Fill in the method public static Collection<Arc> kruskal(UnionFind u, GrapheVille g) in the class SpanningTree.java, which is to return the collection of the arcs that forms the minimum connecting spanning forest. The UnionFind argument u is initially empty and, at return time, it should contain a description of the non-trivial connected components of g. This side-effect will be useful in the next exercise.
Remark: beware that Collection<E> (with E the type of elements in the collection) is not a class but an interface.
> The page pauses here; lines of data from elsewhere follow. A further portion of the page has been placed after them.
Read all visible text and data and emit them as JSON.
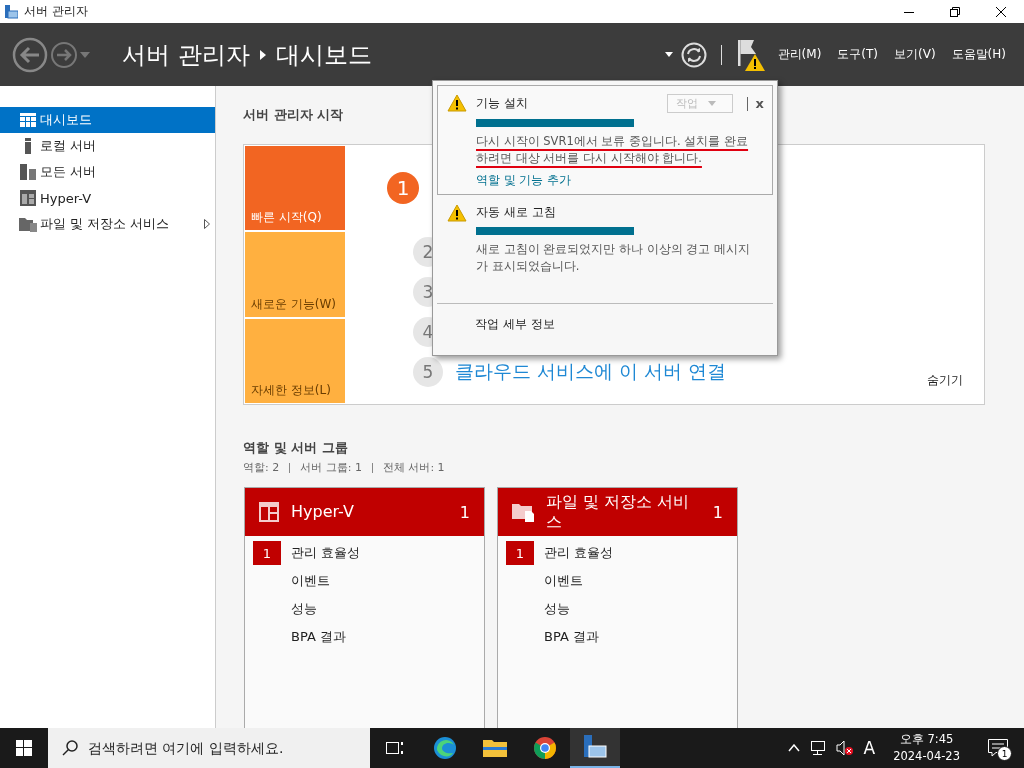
{
  "window": {
    "title": "서버 관리자"
  },
  "header": {
    "breadcrumb": [
      "서버 관리자",
      "대시보드"
    ],
    "menus": [
      "관리(M)",
      "도구(T)",
      "보기(V)",
      "도움말(H)"
    ]
  },
  "sidebar": {
    "items": [
      {
        "label": "대시보드",
        "selected": true,
        "expandable": false
      },
      {
        "label": "로컬 서버",
        "selected": false,
        "expandable": false
      },
      {
        "label": "모든 서버",
        "selected": false,
        "expandable": false
      },
      {
        "label": "Hyper-V",
        "selected": false,
        "expandable": false
      },
      {
        "label": "파일 및 저장소 서비스",
        "selected": false,
        "expandable": true
      }
    ]
  },
  "quick_start": {
    "title": "서버 관리자 시작",
    "tiles": [
      {
        "label": "빠른 시작(Q)",
        "selected": true
      },
      {
        "label": "새로운 기능(W)",
        "selected": false
      },
      {
        "label": "자세한 정보(L)",
        "selected": false
      }
    ],
    "steps": [
      {
        "number": "1",
        "highlighted": true
      },
      {
        "number": "2",
        "highlighted": false
      },
      {
        "number": "3",
        "highlighted": false
      },
      {
        "number": "4",
        "highlighted": false
      },
      {
        "number": "5",
        "highlighted": false,
        "text": "클라우드 서비스에 이 서버 연결"
      }
    ],
    "hide": "숨기기"
  },
  "notifications": {
    "items": [
      {
        "title": "기능 설치",
        "level": 1,
        "selected": true,
        "underlined": true,
        "message": "다시 시작이 SVR1에서 보류 중입니다. 설치를 완료하려면 대상 서버를 다시 시작해야 합니다.",
        "link": "역할 및 기능 추가",
        "action": "작업",
        "close": "x"
      },
      {
        "title": "자동 새로 고침",
        "level": 1,
        "selected": false,
        "underlined": false,
        "message": "새로 고침이 완료되었지만 하나 이상의 경고 메시지가 표시되었습니다."
      }
    ],
    "footer": "작업 세부 정보"
  },
  "roles": {
    "title": "역할 및 서버 그룹",
    "summary": [
      "역할: 2",
      "서버 그룹: 1",
      "전체 서버: 1"
    ],
    "tiles": [
      {
        "title": "Hyper-V",
        "count": "1",
        "rows": [
          {
            "label": "관리 효율성",
            "badge": "1"
          },
          {
            "label": "이벤트"
          },
          {
            "label": "성능"
          },
          {
            "label": "BPA 결과"
          }
        ]
      },
      {
        "title": "파일 및 저장소 서비스",
        "count": "1",
        "rows": [
          {
            "label": "관리 효율성",
            "badge": "1"
          },
          {
            "label": "이벤트"
          },
          {
            "label": "성능"
          },
          {
            "label": "BPA 결과"
          }
        ]
      }
    ]
  },
  "taskbar": {
    "search": {
      "placeholder": "검색하려면 여기에 입력하세요."
    },
    "input_indicator": "A",
    "time": "오후 7:45",
    "date": "2024-04-23",
    "notification_count": "1"
  }
}
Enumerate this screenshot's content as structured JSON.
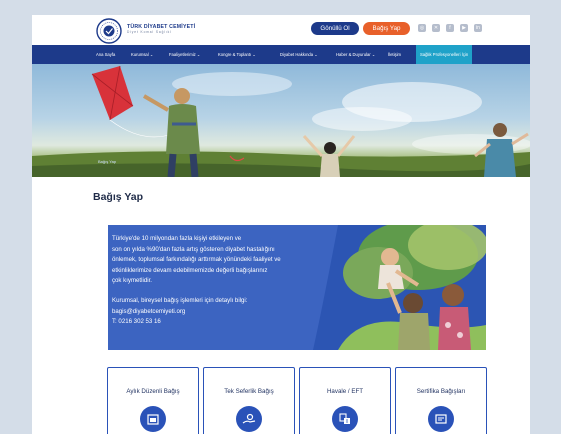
{
  "brand": {
    "name": "TÜRK DİYABET CEMİYETİ",
    "tagline": "Diyet Komal Sağlıkl"
  },
  "header": {
    "volunteer_label": "Gönüllü Ol",
    "donate_label": "Bağış Yap"
  },
  "nav": {
    "items": [
      {
        "label": "Ana Sayfa"
      },
      {
        "label": "Kurumsal ⌄"
      },
      {
        "label": "Faaliyetlerimiz ⌄"
      },
      {
        "label": "Kongre & Toplantı ⌄"
      },
      {
        "label": "Diyabet Hakkında ⌄"
      },
      {
        "label": "Haber & Duyurular ⌄"
      },
      {
        "label": "İletişim"
      },
      {
        "label": "Sağlık Profesyonelleri İçin"
      }
    ]
  },
  "hero": {
    "breadcrumb": "Bağış Yap"
  },
  "page": {
    "title": "Bağış Yap"
  },
  "banner": {
    "lines": [
      "Türkiye'de 10 milyondan fazla kişiyi etkileyen ve",
      "son on yılda %90'dan fazla artış gösteren diyabet hastalığını",
      "önlemek, toplumsal farkındalığı arttırmak yönündeki faaliyet ve",
      "etkinliklerimize devam edebilmemizde değerli bağışlarınız",
      "çok kıymetlidir."
    ],
    "contact_lines": [
      "Kurumsal, bireysel bağış işlemleri için detaylı bilgi:",
      "bagis@diyabetcemiyeti.org",
      "T: 0216 302 53 16"
    ]
  },
  "cards": [
    {
      "label": "Aylık Düzenli Bağış",
      "icon": "calendar-icon"
    },
    {
      "label": "Tek Seferlik Bağış",
      "icon": "hand-coin-icon"
    },
    {
      "label": "Havale / EFT",
      "icon": "bank-transfer-icon"
    },
    {
      "label": "Sertifika Bağışları",
      "icon": "certificate-icon"
    }
  ],
  "colors": {
    "navy": "#1d3a8a",
    "orange": "#e8602a",
    "banner": "#3c64c1",
    "active_nav": "#1fa2c9"
  }
}
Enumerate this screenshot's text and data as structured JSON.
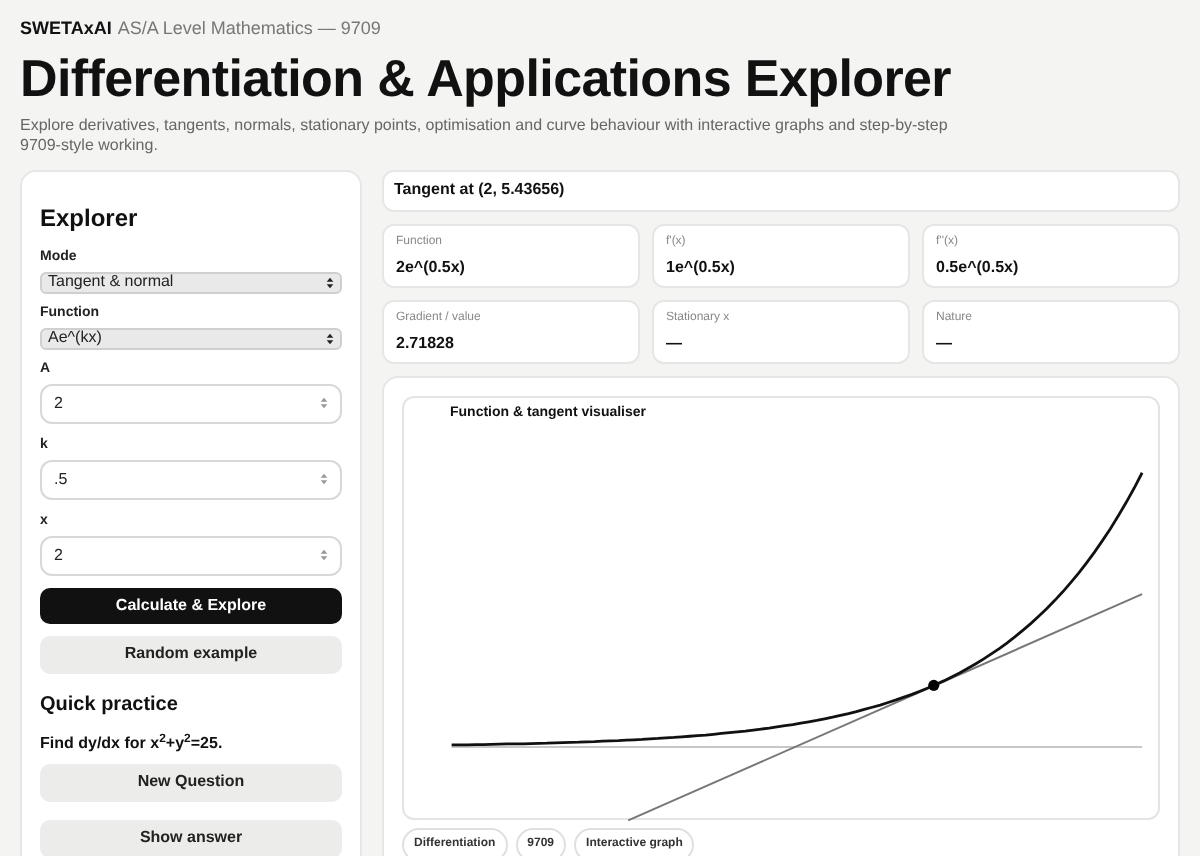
{
  "header": {
    "brand": "SWETAxAI",
    "subtitle": "AS/A Level Mathematics — 9709"
  },
  "title": "Differentiation & Applications Explorer",
  "description": "Explore derivatives, tangents, normals, stationary points, optimisation and curve behaviour with interactive graphs and step-by-step 9709-style working.",
  "explorer": {
    "title": "Explorer",
    "fields": [
      {
        "kind": "select",
        "label": "Mode",
        "value": "Tangent & normal"
      },
      {
        "kind": "select",
        "label": "Function",
        "value": "Ae^(kx)"
      },
      {
        "kind": "number",
        "label": "A",
        "value": "2"
      },
      {
        "kind": "number",
        "label": "k",
        "value": ".5"
      },
      {
        "kind": "number",
        "label": "x",
        "value": "2"
      }
    ],
    "buttons": [
      {
        "kind": "primary",
        "label": "Calculate & Explore"
      },
      {
        "kind": "secondary",
        "label": "Random example"
      }
    ]
  },
  "quick_practice": {
    "title": "Quick practice",
    "question": "Find dy/dx for x$^{2}$+y$^{2}$=25.",
    "buttons": [
      "New Question",
      "Show answer"
    ]
  },
  "result": {
    "title": "Tangent at (2, 5.43656)"
  },
  "stats": [
    {
      "label": "Function",
      "value": "2e^(0.5x)"
    },
    {
      "label": "f'(x)",
      "value": "1e^(0.5x)"
    },
    {
      "label": "f''(x)",
      "value": "0.5e^(0.5x)"
    },
    {
      "label": "Gradient / value",
      "value": "2.71828"
    },
    {
      "label": "Stationary x",
      "value": "—"
    },
    {
      "label": "Nature",
      "value": "—"
    }
  ],
  "graph": {
    "title": "Function & tangent visualiser"
  },
  "tags": [
    "Differentiation",
    "9709",
    "Interactive graph"
  ]
}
Therefore, it has to be instantiated using an implementing class, for instance with an instruction such as Collection<E> col=new LinkedList<E>().
Test with test5. The result should be (the computation time depending on device/implementation):
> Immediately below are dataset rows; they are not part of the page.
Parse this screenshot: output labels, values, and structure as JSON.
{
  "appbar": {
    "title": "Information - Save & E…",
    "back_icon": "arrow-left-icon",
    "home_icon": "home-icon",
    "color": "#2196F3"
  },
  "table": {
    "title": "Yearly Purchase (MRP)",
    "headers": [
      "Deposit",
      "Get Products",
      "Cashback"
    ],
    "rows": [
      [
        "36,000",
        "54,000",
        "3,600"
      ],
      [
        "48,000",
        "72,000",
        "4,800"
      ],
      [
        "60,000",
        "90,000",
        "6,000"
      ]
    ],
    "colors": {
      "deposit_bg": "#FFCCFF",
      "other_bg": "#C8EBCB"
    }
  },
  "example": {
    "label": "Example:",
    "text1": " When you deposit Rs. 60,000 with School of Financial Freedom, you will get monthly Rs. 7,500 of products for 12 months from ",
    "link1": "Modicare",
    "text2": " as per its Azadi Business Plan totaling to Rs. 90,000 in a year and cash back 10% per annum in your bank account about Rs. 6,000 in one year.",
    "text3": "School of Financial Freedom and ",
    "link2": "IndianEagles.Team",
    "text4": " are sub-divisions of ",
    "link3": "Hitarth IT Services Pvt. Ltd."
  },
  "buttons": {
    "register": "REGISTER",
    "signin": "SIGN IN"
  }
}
Computation time (Kruskal first version) : 613 ms Total length: : 110191528 m 49390 connected citiesand you should obtain the following window, where the arcs in the minimum connecting spanning forest F are colored orange, and arcs not in F are light gray:
Upload SpanningTree.java.
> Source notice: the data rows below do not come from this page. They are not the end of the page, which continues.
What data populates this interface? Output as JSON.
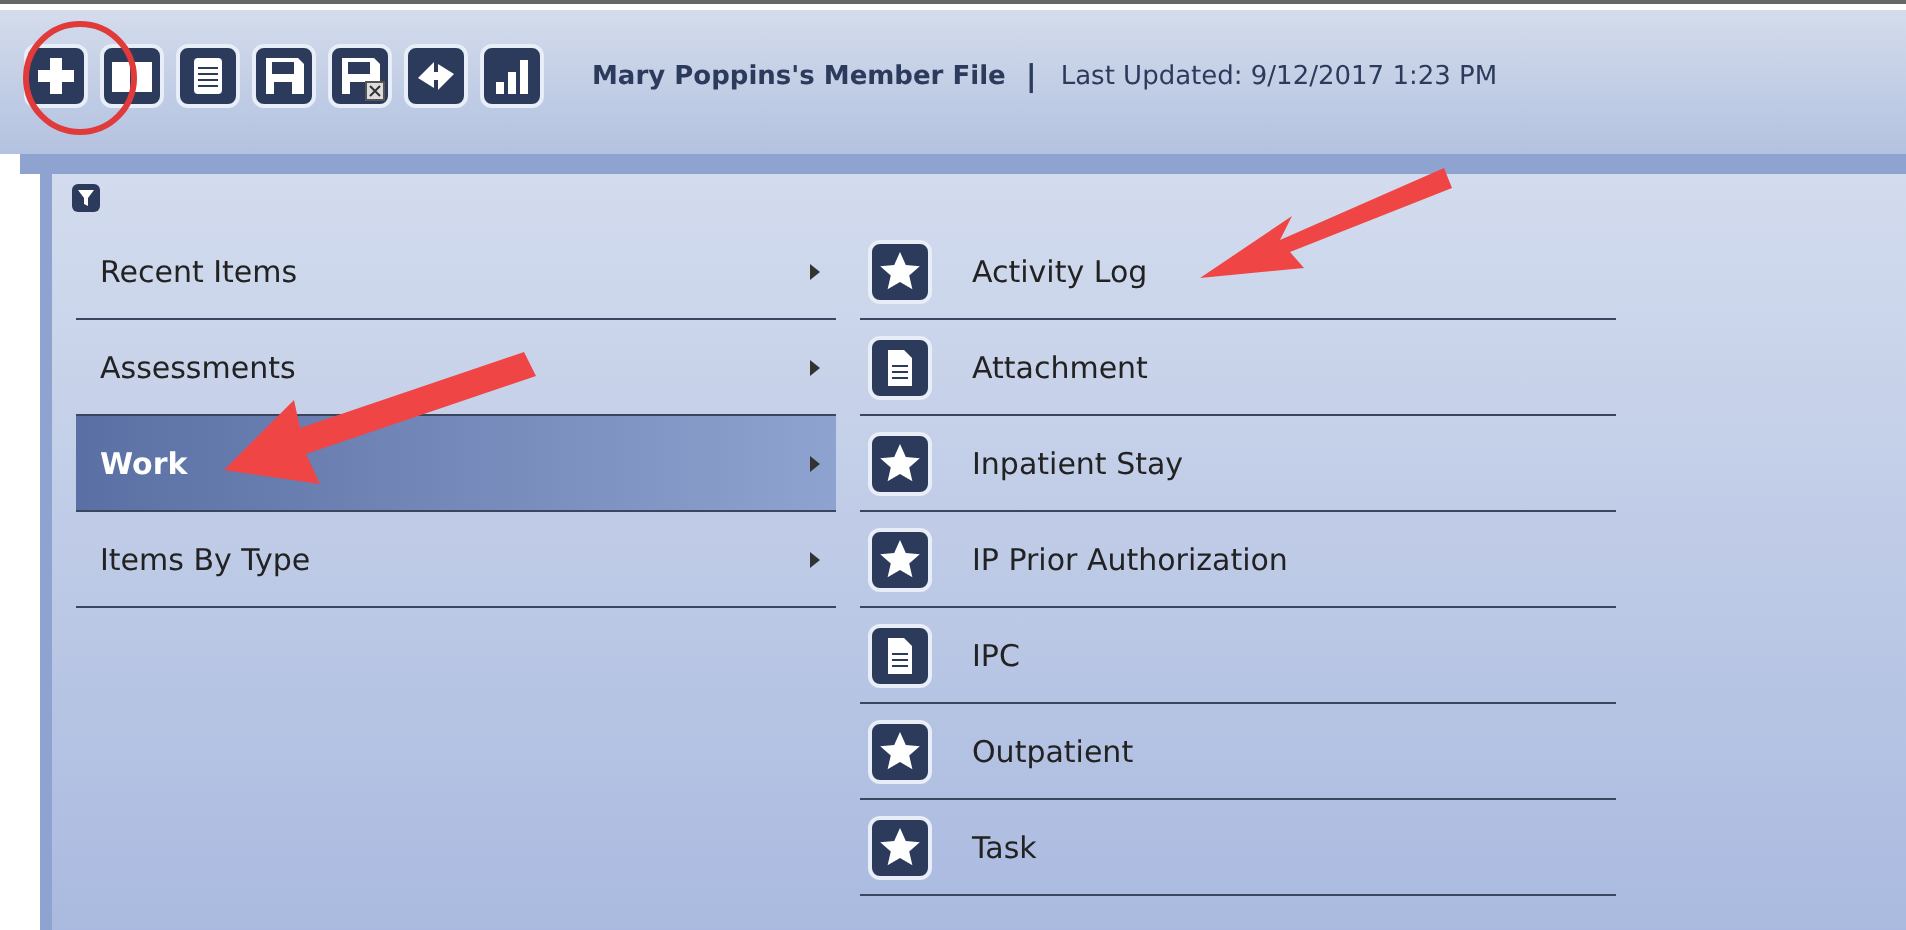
{
  "toolbar": {
    "buttons": [
      {
        "kind": "add"
      },
      {
        "kind": "book"
      },
      {
        "kind": "notepad"
      },
      {
        "kind": "save"
      },
      {
        "kind": "save-close"
      },
      {
        "kind": "sync"
      },
      {
        "kind": "chart"
      }
    ]
  },
  "header": {
    "title": "Mary Poppins's Member File",
    "separator": "|",
    "last_updated": "Last Updated: 9/12/2017 1:23 PM"
  },
  "menu": {
    "items": [
      {
        "label": "Recent Items",
        "selected": false
      },
      {
        "label": "Assessments",
        "selected": false
      },
      {
        "label": "Work",
        "selected": true
      },
      {
        "label": "Items By Type",
        "selected": false
      }
    ]
  },
  "submenu": {
    "items": [
      {
        "label": "Activity Log",
        "kind": "star"
      },
      {
        "label": "Attachment",
        "kind": "document"
      },
      {
        "label": "Inpatient Stay",
        "kind": "star"
      },
      {
        "label": "IP Prior Authorization",
        "kind": "star"
      },
      {
        "label": "IPC",
        "kind": "document"
      },
      {
        "label": "Outpatient",
        "kind": "star"
      },
      {
        "label": "Task",
        "kind": "star"
      }
    ]
  }
}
Remark: it is recommended to use a HashMap<Ville,Collection<Arc>> listes that maps each root of the UnionFind (a root for each connected component) to the list of arcs of the minimum spanning tree of the corresponding connected component, and to return listes.values() at the end of the method.
Test with test6. The result should be:
Computation time (Kruskal second version) : 707 ms Total length : 110191528 m 49390 connected cities 3330 components in the forestand you should obtain the following window, where the arcs in the minimum connecting spanning forest F are colored (a color is randomly assigned to each tree-component), and arcs not in F are light gray:
Upload SpanningTree.java.
At first we recall how Prim's algorithm works. It uses a priority queue q (here, a queue of arcs, with the priority given by having smaller distance) as an auxiliary structure. One starts at a Ville v, puts all arcs at v into q, and remove v from the set of non-visited elements. Then as long as q is not empty,
Fill in the method public static Collection<Arc> primTree(HashSet
Test with test7. The result should be:
Computation time (Prim first version) : 109 ms Total length: : 44973288 m 20002 connected citiesand you should obtain the following window, where the arcs in the minimum spanning tree T of the component containing ''Palaiseau'' are colored orange, and arcs not in T are light gray:
Upload SpanningTree.java.
To peek (without removing) one element from a collection or a set, one can paste the following generic method inside class SpanningTree and use it properly:
public static <E> E peekOne(Collection<E> c) { for (E e : c) return e; return null; }
Test with test8. The result should be:
Computation time (Prim second version) : 506 ms Total length : 110191528 m 49390 connected cities 3330 components in the forestand you should obtain the following window, where the arcs in the minimum connecting spanning forest F are colored (a color is randomly assigned to each tree-component), and arcs not in F are light gray:
Upload SpanningTree.java.
Upload SpanningTree.java.